**Example text**

8). 3. Denote by A1 , . . 2). Let z be the intersection point. Consider what type of triangles must contain z. First, all triangles with one vertex in each of A1 , A3 and A4 , must contain z. The same is true for regions A2 , A4 and A6 . This gives 2k 3 triangles containing z. 2. Two types of triangles containing z. 2). This gives at least 2k 3 triangles containing z. Since the same argument holds for the other two pairs of opposite regions, we get at least 6k 3 triangles of this type, and 8k 3 in total.

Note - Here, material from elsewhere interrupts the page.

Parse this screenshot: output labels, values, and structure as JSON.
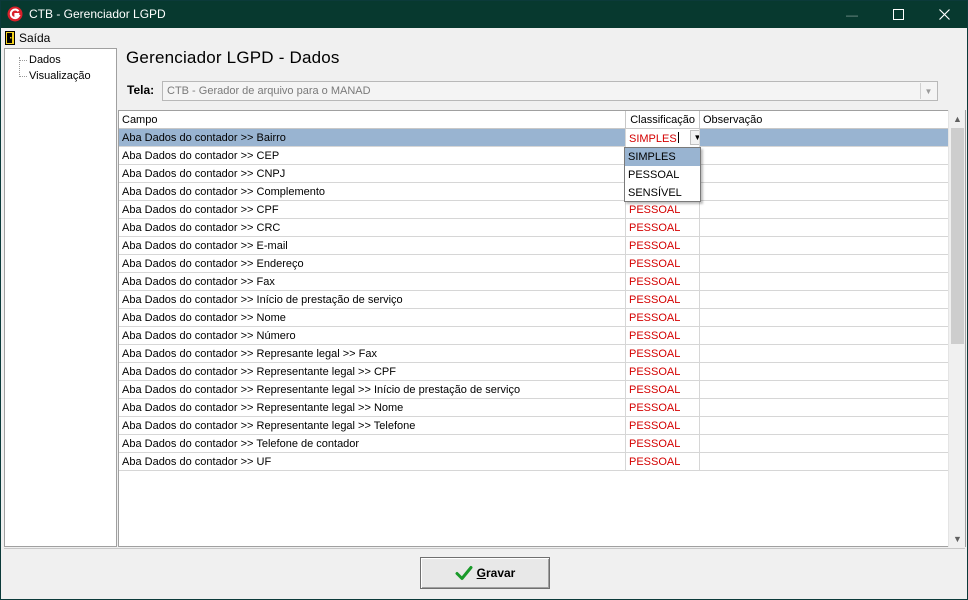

Since X is simple, the only way the rhombi do not converge to a rhombus in the limit is when all four vertices converge to a point. Clearly, the latter is impossible for the limit of polygons. This completes the proof. 8. Every simple polygon in the plane has an inscribed rhombus with two sides parallel to a given line. Proof. Let X = [x1 . . xn ] ⊂ R2 be a simple polygon and let ℓ be a given line. We assume that ℓ is not parallel to any edge of X. Denote by ϕ : R2 → R a linear function constant on ℓ.

Centrally symmetric squares in polytopes. The following result is the first of the two main results in this section. 2 (Dyson). Let P ⊂ R3 be a convex polytope containing the origin: O ∈ P − ∂P . Then there exists a centrally symmetric square inscribed into P . Proof. Let us prove that the surface S = ∂P of the polytope P contains a centrally symmetric polygon Q. 1. Let P ′ be a reflection of P in O, and let S ′ = ∂P ′ . Since O ∈ P , then P ∩ P ′ = ∅, and thus either P ′ = P or S ∩ S ′ = ∅. Indeed, if S ∩ S ′ = ∅, then one of the polytopes would be contained in another and thus has a greater volume.